--- INFORMATION GIVEN Enclosed Below ---

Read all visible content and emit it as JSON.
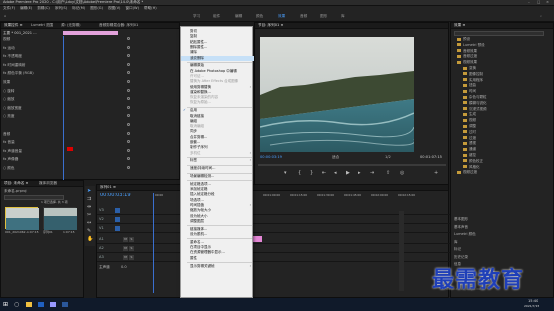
{
  "window": {
    "title": "Adobe Premiere Pro 2020 - C:\\用户\\Ldxy\\文档\\Adobe\\Premiere Pro\\14.0\\未命名 *"
  },
  "menubar": [
    "文件(F)",
    "编辑(E)",
    "剪辑(C)",
    "序列(S)",
    "标记(M)",
    "图形(G)",
    "视图(V)",
    "窗口(W)",
    "帮助(H)"
  ],
  "workspaces": [
    {
      "label": "学习",
      "active": false
    },
    {
      "label": "组件",
      "active": false
    },
    {
      "label": "编辑",
      "active": false
    },
    {
      "label": "颜色",
      "active": false
    },
    {
      "label": "效果",
      "active": true
    },
    {
      "label": "音频",
      "active": false
    },
    {
      "label": "图形",
      "active": false
    },
    {
      "label": "库",
      "active": false
    }
  ],
  "effect_controls": {
    "tabs": [
      "效果控件 ≡",
      "Lumetri 范围",
      "源: (无剪辑)",
      "音频剪辑混合器: 序列01"
    ],
    "source": "主要 * 001_2021 ...",
    "props": [
      {
        "label": "视频",
        "value": ""
      },
      {
        "label": "fx 运动",
        "value": ""
      },
      {
        "label": "fx 不透明度",
        "value": ""
      },
      {
        "label": "fx 时间重映射",
        "value": ""
      },
      {
        "label": "fx 颜色平衡 (RGB)",
        "value": ""
      },
      {
        "label": "效果",
        "value": ""
      },
      {
        "label": "○ 旋转",
        "value": ""
      },
      {
        "label": "○ 缩放",
        "value": ""
      },
      {
        "label": "○ 缩放宽度",
        "value": ""
      },
      {
        "label": "○ 亮度",
        "value": ""
      },
      {
        "label": "",
        "value": ""
      },
      {
        "label": "音频",
        "value": ""
      },
      {
        "label": "fx 音量",
        "value": ""
      },
      {
        "label": "fx 声道音量",
        "value": ""
      },
      {
        "label": "fx 声像器",
        "value": ""
      },
      {
        "label": "○ 颜色",
        "value": ""
      }
    ],
    "footer_time": "00:00:03:19"
  },
  "context_menu": {
    "items": [
      {
        "label": "剪切",
        "state": "normal"
      },
      {
        "label": "复制",
        "state": "normal"
      },
      {
        "label": "粘贴属性...",
        "state": "normal"
      },
      {
        "label": "删除属性...",
        "state": "normal"
      },
      {
        "label": "清除",
        "state": "normal"
      },
      {
        "label": "波纹删除",
        "state": "highlight"
      },
      {
        "label": "sep"
      },
      {
        "label": "编辑原始",
        "state": "normal"
      },
      {
        "label": "在 Adobe Photoshop 中编辑",
        "state": "normal"
      },
      {
        "label": "许可证...",
        "state": "disabled"
      },
      {
        "label": "替换为 After Effects 合成图像",
        "state": "disabled"
      },
      {
        "label": "使用剪辑替换",
        "state": "normal",
        "sub": true
      },
      {
        "label": "渲染和替换...",
        "state": "normal"
      },
      {
        "label": "恢复未渲染的内容",
        "state": "disabled"
      },
      {
        "label": "恢复为原始...",
        "state": "disabled"
      },
      {
        "label": "sep"
      },
      {
        "label": "启用",
        "state": "normal",
        "check": true
      },
      {
        "label": "取消链接",
        "state": "normal"
      },
      {
        "label": "编组",
        "state": "normal"
      },
      {
        "label": "取消编组",
        "state": "disabled"
      },
      {
        "label": "同步",
        "state": "normal"
      },
      {
        "label": "合并剪辑...",
        "state": "normal"
      },
      {
        "label": "嵌套...",
        "state": "normal"
      },
      {
        "label": "制作子序列",
        "state": "normal"
      },
      {
        "label": "多机位",
        "state": "disabled",
        "sub": true
      },
      {
        "label": "sep"
      },
      {
        "label": "标签",
        "state": "normal",
        "sub": true
      },
      {
        "label": "sep"
      },
      {
        "label": "速度/持续时间...",
        "state": "normal"
      },
      {
        "label": "sep"
      },
      {
        "label": "场景编辑检测...",
        "state": "normal"
      },
      {
        "label": "sep"
      },
      {
        "label": "帧定格选项...",
        "state": "normal"
      },
      {
        "label": "添加帧定格",
        "state": "normal"
      },
      {
        "label": "插入帧定格分段",
        "state": "normal"
      },
      {
        "label": "场选项...",
        "state": "normal"
      },
      {
        "label": "时间插值",
        "state": "normal",
        "sub": true
      },
      {
        "label": "缩放为帧大小",
        "state": "normal"
      },
      {
        "label": "设为帧大小",
        "state": "normal"
      },
      {
        "label": "调整图层",
        "state": "normal"
      },
      {
        "label": "sep"
      },
      {
        "label": "链接媒体...",
        "state": "normal"
      },
      {
        "label": "设为脱机...",
        "state": "normal"
      },
      {
        "label": "sep"
      },
      {
        "label": "重命名...",
        "state": "normal"
      },
      {
        "label": "在项目中显示",
        "state": "normal"
      },
      {
        "label": "在资源管理器中显示...",
        "state": "normal"
      },
      {
        "label": "属性",
        "state": "normal"
      },
      {
        "label": "sep"
      },
      {
        "label": "显示剪辑关键帧",
        "state": "normal",
        "sub": true
      }
    ]
  },
  "program_monitor": {
    "tab": "节目: 序列01 ≡",
    "timecode_left": "00:00:03:19",
    "fit": "适合",
    "ratio": "1/2",
    "timecode_right": "00:01:07:15"
  },
  "project": {
    "tabs": [
      "项目: 未命名 ≡",
      "媒体浏览器"
    ],
    "path": "未命名.prproj",
    "items_label": "1 项已选择, 共 3 项",
    "clips": [
      {
        "name": "001_2021062...",
        "dur": "1:07:15"
      },
      {
        "name": "序列01",
        "dur": "1:07:15"
      }
    ]
  },
  "timeline": {
    "tab": "序列01 ≡",
    "timecode": "00:00:03:19",
    "ruler": [
      "00:00",
      "00:00:15:00",
      "00:00:30:00",
      "00:00:45:00",
      "00:01:00:00",
      "00:01:15:00",
      "00:01:30:00",
      "00:01:45:00",
      "00:02:00:00",
      "00:02:15:00"
    ],
    "video_tracks": [
      "V3",
      "V2",
      "V1"
    ],
    "audio_tracks": [
      "A1",
      "A2",
      "A3"
    ],
    "master": "主声道",
    "master_val": "0.0"
  },
  "effects_panel": {
    "tab": "效果 ≡",
    "tree": [
      "预设",
      "Lumetri 预设",
      "音频效果",
      "音频过渡",
      "视频效果",
      "变换",
      "图像控制",
      "实用程序",
      "扭曲",
      "时间",
      "杂色与颗粒",
      "模糊与锐化",
      "沉浸式视频",
      "生成",
      "视频",
      "调整",
      "过时",
      "过渡",
      "透视",
      "通道",
      "键控",
      "颜色校正",
      "风格化",
      "视频过渡"
    ],
    "footer": [
      "基本图形",
      "基本声音",
      "Lumetri 颜色",
      "库",
      "标记",
      "历史记录",
      "信息"
    ]
  },
  "taskbar": {
    "time": "15:40",
    "date": "2021/7/15"
  },
  "watermark": {
    "logo": "最需教育",
    "sub": "www.zuixujiaoyu.com"
  },
  "colors": {
    "accent": "#4ba0ff",
    "clip_video": "#6b5bd8",
    "clip_pink": "#e487d6",
    "menu_bg": "#f0f0f0",
    "menu_hl": "#c6e0f7"
  }
}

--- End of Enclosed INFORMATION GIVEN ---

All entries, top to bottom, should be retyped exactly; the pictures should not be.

Read all visible content and emit it as JSON.
{
  "window": {
    "title": "Adobe Premiere Pro 2020 - C:\\用户\\Ldxy\\文档\\Adobe\\Premiere Pro\\14.0\\未命名 *"
  },
  "menubar": [
    "文件(F)",
    "编辑(E)",
    "剪辑(C)",
    "序列(S)",
    "标记(M)",
    "图形(G)",
    "视图(V)",
    "窗口(W)",
    "帮助(H)"
  ],
  "workspaces": [
    {
      "label": "学习",
      "active": false
    },
    {
      "label": "组件",
      "active": false
    },
    {
      "label": "编辑",
      "active": false
    },
    {
      "label": "颜色",
      "active": false
    },
    {
      "label": "效果",
      "active": true
    },
    {
      "label": "音频",
      "active": false
    },
    {
      "label": "图形",
      "active": false
    },
    {
      "label": "库",
      "active": false
    }
  ],
  "effect_controls": {
    "tabs": [
      "效果控件 ≡",
      "Lumetri 范围",
      "源: (无剪辑)",
      "音频剪辑混合器: 序列01"
    ],
    "source": "主要 * 001_2021 ...",
    "props": [
      {
        "label": "视频",
        "value": ""
      },
      {
        "label": "fx 运动",
        "value": ""
      },
      {
        "label": "fx 不透明度",
        "value": ""
      },
      {
        "label": "fx 时间重映射",
        "value": ""
      },
      {
        "label": "fx 颜色平衡 (RGB)",
        "value": ""
      },
      {
        "label": "效果",
        "value": ""
      },
      {
        "label": "○ 旋转",
        "value": ""
      },
      {
        "label": "○ 缩放",
        "value": ""
      },
      {
        "label": "○ 缩放宽度",
        "value": ""
      },
      {
        "label": "○ 亮度",
        "value": ""
      },
      {
        "label": "",
        "value": ""
      },
      {
        "label": "音频",
        "value": ""
      },
      {
        "label": "fx 音量",
        "value": ""
      },
      {
        "label": "fx 声道音量",
        "value": ""
      },
      {
        "label": "fx 声像器",
        "value": ""
      },
      {
        "label": "○ 颜色",
        "value": ""
      }
    ],
    "footer_time": "00:00:03:19"
  },
  "context_menu": {
    "items": [
      {
        "label": "剪切",
        "state": "normal"
      },
      {
        "label": "复制",
        "state": "normal"
      },
      {
        "label": "粘贴属性...",
        "state": "normal"
      },
      {
        "label": "删除属性...",
        "state": "normal"
      },
      {
        "label": "清除",
        "state": "normal"
      },
      {
        "label": "波纹删除",
        "state": "highlight"
      },
      {
        "label": "sep"
      },
      {
        "label": "编辑原始",
        "state": "normal"
      },
      {
        "label": "在 Adobe Photoshop 中编辑",
        "state": "normal"
      },
      {
        "label": "许可证...",
        "state": "disabled"
      },
      {
        "label": "替换为 After Effects 合成图像",
        "state": "disabled"
      },
      {
        "label": "使用剪辑替换",
        "state": "normal",
        "sub": true
      },
      {
        "label": "渲染和替换...",
        "state": "normal"
      },
      {
        "label": "恢复未渲染的内容",
        "state": "disabled"
      },
      {
        "label": "恢复为原始...",
        "state": "disabled"
      },
      {
        "label": "sep"
      },
      {
        "label": "启用",
        "state": "normal",
        "check": true
      },
      {
        "label": "取消链接",
        "state": "normal"
      },
      {
        "label": "编组",
        "state": "normal"
      },
      {
        "label": "取消编组",
        "state": "disabled"
      },
      {
        "label": "同步",
        "state": "normal"
      },
      {
        "label": "合并剪辑...",
        "state": "normal"
      },
      {
        "label": "嵌套...",
        "state": "normal"
      },
      {
        "label": "制作子序列",
        "state": "normal"
      },
      {
        "label": "多机位",
        "state": "disabled",
        "sub": true
      },
      {
        "label": "sep"
      },
      {
        "label": "标签",
        "state": "normal",
        "sub": true
      },
      {
        "label": "sep"
      },
      {
        "label": "速度/持续时间...",
        "state": "normal"
      },
      {
        "label": "sep"
      },
      {
        "label": "场景编辑检测...",
        "state": "normal"
      },
      {
        "label": "sep"
      },
      {
        "label": "帧定格选项...",
        "state": "normal"
      },
      {
        "label": "添加帧定格",
        "state": "normal"
      },
      {
        "label": "插入帧定格分段",
        "state": "normal"
      },
      {
        "label": "场选项...",
        "state": "normal"
      },
      {
        "label": "时间插值",
        "state": "normal",
        "sub": true
      },
      {
        "label": "缩放为帧大小",
        "state": "normal"
      },
      {
        "label": "设为帧大小",
        "state": "normal"
      },
      {
        "label": "调整图层",
        "state": "normal"
      },
      {
        "label": "sep"
      },
      {
        "label": "链接媒体...",
        "state": "normal"
      },
      {
        "label": "设为脱机...",
        "state": "normal"
      },
      {
        "label": "sep"
      },
      {
        "label": "重命名...",
        "state": "normal"
      },
      {
        "label": "在项目中显示",
        "state": "normal"
      },
      {
        "label": "在资源管理器中显示...",
        "state": "normal"
      },
      {
        "label": "属性",
        "state": "normal"
      },
      {
        "label": "sep"
      },
      {
        "label": "显示剪辑关键帧",
        "state": "normal",
        "sub": true
      }
    ]
  },
  "program_monitor": {
    "tab": "节目: 序列01 ≡",
    "timecode_left": "00:00:03:19",
    "fit": "适合",
    "ratio": "1/2",
    "timecode_right": "00:01:07:15"
  },
  "project": {
    "tabs": [
      "项目: 未命名 ≡",
      "媒体浏览器"
    ],
    "path": "未命名.prproj",
    "items_label": "1 项已选择, 共 3 项",
    "clips": [
      {
        "name": "001_2021062...",
        "dur": "1:07:15"
      },
      {
        "name": "序列01",
        "dur": "1:07:15"
      }
    ]
  },
  "timeline": {
    "tab": "序列01 ≡",
    "timecode": "00:00:03:19",
    "ruler": [
      "00:00",
      "00:00:15:00",
      "00:00:30:00",
      "00:00:45:00",
      "00:01:00:00",
      "00:01:15:00",
      "00:01:30:00",
      "00:01:45:00",
      "00:02:00:00",
      "00:02:15:00"
    ],
    "video_tracks": [
      "V3",
      "V2",
      "V1"
    ],
    "audio_tracks": [
      "A1",
      "A2",
      "A3"
    ],
    "master": "主声道",
    "master_val": "0.0"
  },
  "effects_panel": {
    "tab": "效果 ≡",
    "tree": [
      "预设",
      "Lumetri 预设",
      "音频效果",
      "音频过渡",
      "视频效果",
      "变换",
      "图像控制",
      "实用程序",
      "扭曲",
      "时间",
      "杂色与颗粒",
      "模糊与锐化",
      "沉浸式视频",
      "生成",
      "视频",
      "调整",
      "过时",
      "过渡",
      "透视",
      "通道",
      "键控",
      "颜色校正",
      "风格化",
      "视频过渡"
    ],
    "footer": [
      "基本图形",
      "基本声音",
      "Lumetri 颜色",
      "库",
      "标记",
      "历史记录",
      "信息"
    ]
  },
  "taskbar": {
    "time": "15:40",
    "date": "2021/7/15"
  },
  "watermark": {
    "logo": "最需教育",
    "sub": "www.zuixujiaoyu.com"
  },
  "colors": {
    "accent": "#4ba0ff",
    "clip_video": "#6b5bd8",
    "clip_pink": "#e487d6",
    "menu_bg": "#f0f0f0",
    "menu_hl": "#c6e0f7"
  }
}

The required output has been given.